When it's used as a medical term, 'heterotopia' is almost always related to the brain. It basically means a section of body tissue (e.g. grey matter) that's in an 'abnormal' place. The rest of it's where it should be, but a group of cells ended up somewhere else. Like they were playing hide-and-seek and got stuck in the wardrobe for all eternity.
'Subependymal' is one type of grey matter heterotopia, named based on where in the brain it ends up (in this case, the middle). Other types of heterotopia appear in different areas, like 'subcortical' ones in white matter. It doesn't normally affect brain function - early studies show no negative effects on motor skills or intelligence.
It sounds fairly common for people with this condition to start having seizures in their teens or 20s. (I had my first episode at 28.) And it also seems more likely to happen to women.
The episodes I have are typical of 'focal onset aware' seizures, also known as 'simple partial' seizures. They're short, a few minutes max, and you stay conscious. I rarely pass out (but I may well have done and mistaken it for a drunk blackout before, alcohol can make seizures worse).
During a seizure I can let people around me know that it's happening, but if I try to explain the trigger thought or my fear it comes out as nonsense. Random words in an order that makes no sense. That's exactly what you want to hear from someone who writes for a living, right?
That feel when your own brain ends up being the hardest thing to live with
Now that I know more about what's going on, I can slowly start dealing with it.
I'll soon be prescribed some epilepsy medication, to see what effect it has (if any). Studies showing that medicines don't stop or control seizures caused by subependymal heterotopia don't mention the newer ones suggested to me. So... we'll see how things go.

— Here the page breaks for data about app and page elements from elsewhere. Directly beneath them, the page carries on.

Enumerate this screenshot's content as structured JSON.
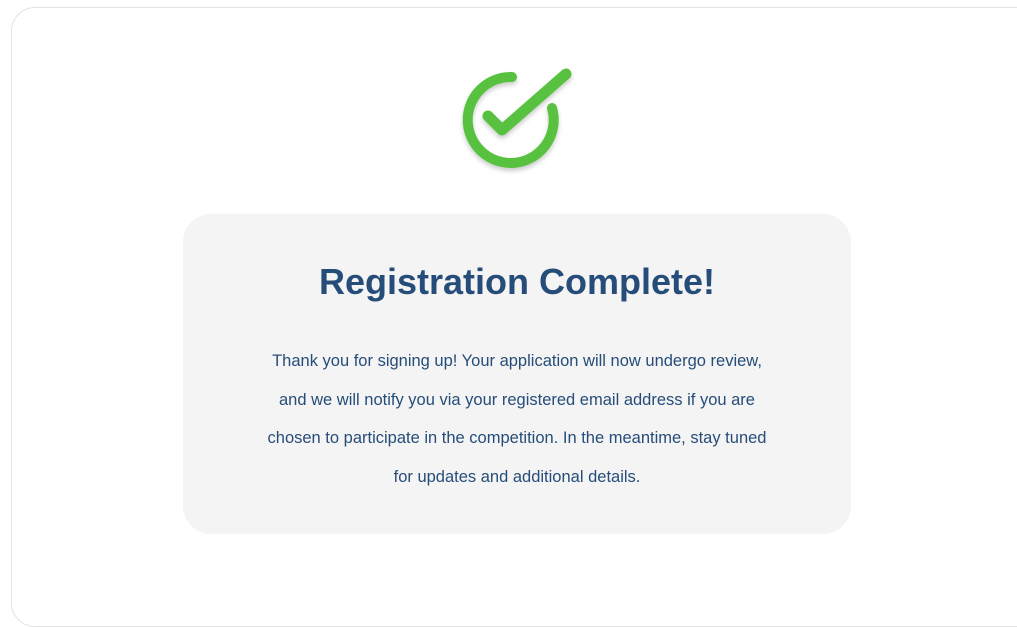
{
  "icons": {
    "success": "check-circle-icon"
  },
  "colors": {
    "accent_green": "#58c23f",
    "title_navy": "#264d79",
    "panel_bg": "#f4f4f4"
  },
  "confirmation": {
    "title": "Registration Complete!",
    "message": "Thank you for signing up! Your application will now undergo review, and we will notify you via your registered email address if you are chosen to participate in the competition. In the meantime, stay tuned for updates and additional details."
  }
}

Even if my seizures just get less frequent once the medicine kicks in, they're something I ultimately have to live with. I've already been told I can go back to Osaka eventually and carry on as normal. With the current state of the world, whether I end up doing that or not depends more on other factors... but I'll do my best.